In Sudan this week, heavy flooding caused by torrential rains damaged thousands of homes across the country. The UN reported that 12,000 people had been affected.

In North Africa and the Mediterranean - including countries such as Turkey which also saw mass floods this year - scientists predict increased agricultural and ecological droughts as well as a spike in aridity and fire weather.

The report defines fire weather as an increased likelihood of wildfire and shifts in fire season, triggered by the frequency of lightning storms as well as long-term warming and drying trends. Alongside the physical destruction it can cause, fires also produce smoke plumes which reduce air and water quality as well as human health.

Changes in winds caused by fires also impact seed dispersal, animal activities and agriculture.

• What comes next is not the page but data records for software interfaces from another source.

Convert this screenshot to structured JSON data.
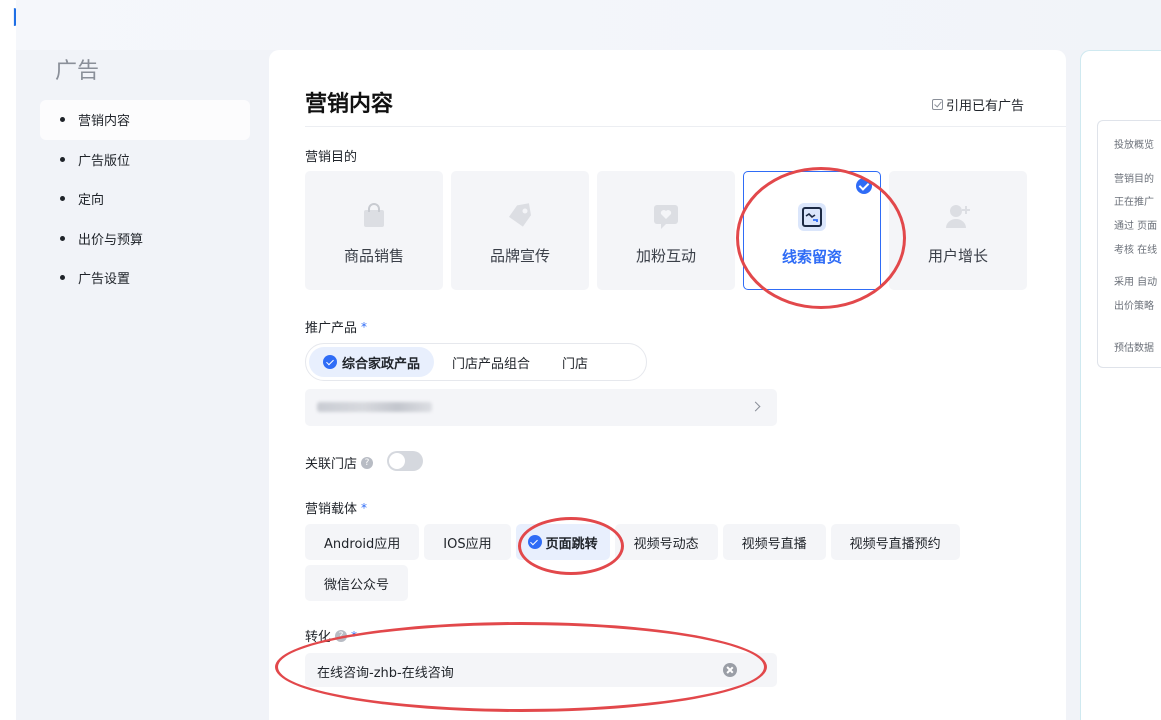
{
  "sidebar": {
    "title": "广告",
    "items": [
      {
        "label": "营销内容"
      },
      {
        "label": "广告版位"
      },
      {
        "label": "定向"
      },
      {
        "label": "出价与预算"
      },
      {
        "label": "广告设置"
      }
    ]
  },
  "main": {
    "title": "营销内容",
    "ref_link": "引用已有广告",
    "goal": {
      "label": "营销目的",
      "options": [
        {
          "label": "商品销售",
          "icon": "shopping-bag-icon"
        },
        {
          "label": "品牌宣传",
          "icon": "tag-icon"
        },
        {
          "label": "加粉互动",
          "icon": "heart-chat-icon"
        },
        {
          "label": "线索留资",
          "icon": "lead-form-icon",
          "selected": true
        },
        {
          "label": "用户增长",
          "icon": "add-user-icon"
        }
      ]
    },
    "product": {
      "label": "推广产品",
      "required_mark": "*",
      "options": [
        {
          "label": "综合家政产品",
          "selected": true
        },
        {
          "label": "门店产品组合"
        },
        {
          "label": "门店"
        }
      ]
    },
    "store_link": {
      "label": "关联门店",
      "enabled": false
    },
    "carrier": {
      "label": "营销载体",
      "required_mark": "*",
      "options": [
        {
          "label": "Android应用"
        },
        {
          "label": "IOS应用"
        },
        {
          "label": "页面跳转",
          "selected": true
        },
        {
          "label": "视频号动态"
        },
        {
          "label": "视频号直播"
        },
        {
          "label": "视频号直播预约"
        },
        {
          "label": "微信公众号"
        }
      ]
    },
    "conversion": {
      "label": "转化",
      "required_mark": "*",
      "value": "在线咨询-zhb-在线咨询"
    }
  },
  "right_panel": {
    "title": "投放概览",
    "lines": [
      "营销目的",
      "正在推广",
      "通过  页面",
      "考核  在线",
      "采用  自动",
      "出价策略",
      "预估数据"
    ]
  },
  "colors": {
    "accent": "#2f6cf6",
    "annotation": "#e2484b"
  }
}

Meanwhile, Iran and Iraq could see the degradation of mountain permafrost and the instability of mountain slopes. The region will see an increase in the intensity and frequency of heavy precipitation.